This is a selective systemic post-emergence herbicide for the control of annual and perennial grasses. It is not miscible with most other herbicides and must be applied separately with at least a 14 day interval. Warm, humid conditions increase weed control. If halo blight (Pseudomonas syringae pv. phaseolicola) is present, it is aggravated when Fusilade is sprayed. Halo blight susceptible cultivars are Wintergreen, Strike and Harvester. Fusilade can be applied at any stage of the crop and weed development. Rain or irrigation within one hour of application will require a second application.

Fomesafen (trade name: Flex)

It is a post-emergence herbicide for the control of annual broad leaf weeds. The herbicide must be applied at a dosage of only 1 L/ha between the seedling and 4 leaved stage of the weeds.
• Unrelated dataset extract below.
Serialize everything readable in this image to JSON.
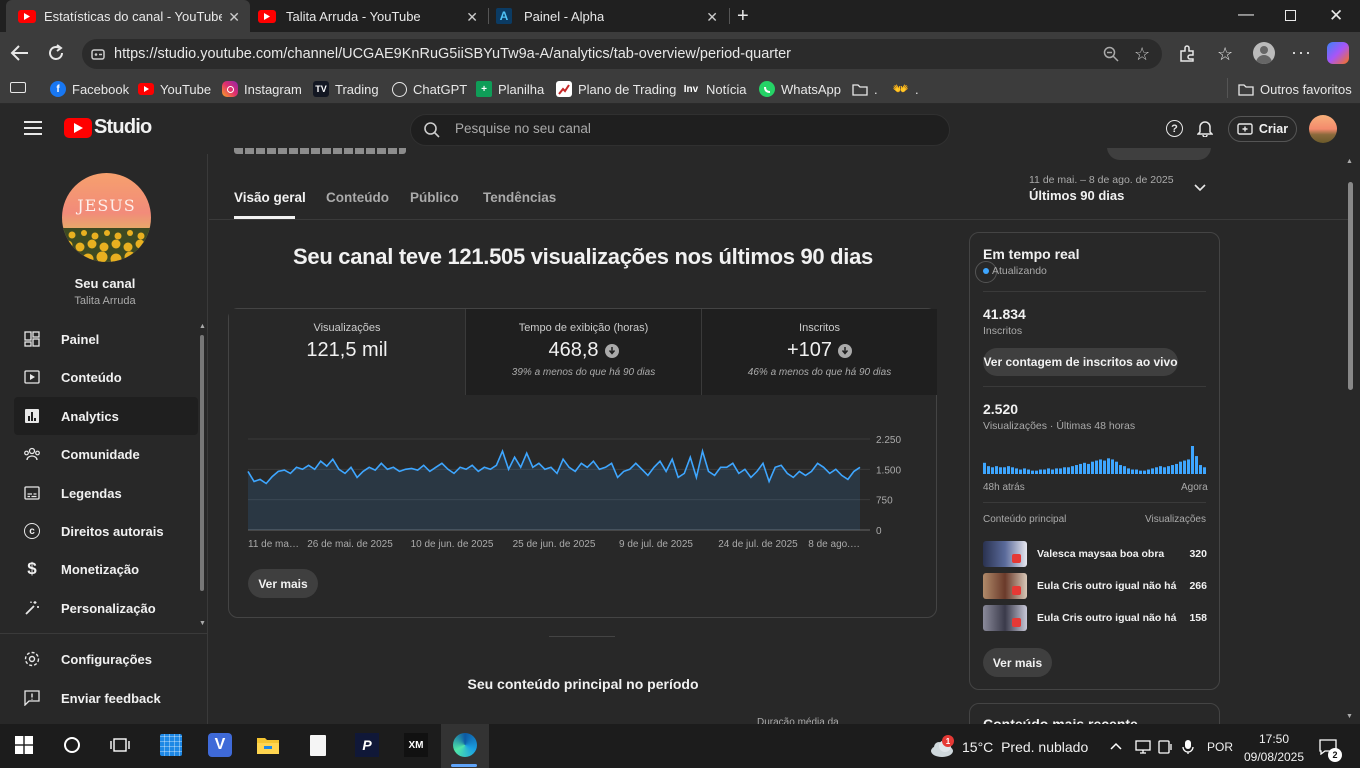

Sethoxydin (trade name: Nabu EC)

This selective herbicide has a short residual action for the post-emergence control of certain annual grasses. Nabu can be applied at any stange of the crop when the grass weeds are in the two-leaf to third tiller stage. Nabu is not miscible with other herbicides. it can be applied 4-5 days after any other post-emergence broad-leaf herbicide.  Nabu is sprayed with 300-500 L water/ha and Agripon must be added to facilitate effective grass control.


1 A Guide to the Use of Herbicides. 2004. 18th ed. Dept. of Agric. Republic of South Africa, Pretoria.
2 Ahmad, I., & Malloch, D. 1995. Interaction of soil micro flora with the bioherbicide phosphinothricin. Agriculture, Ecosystems and Environment 54: 165–174.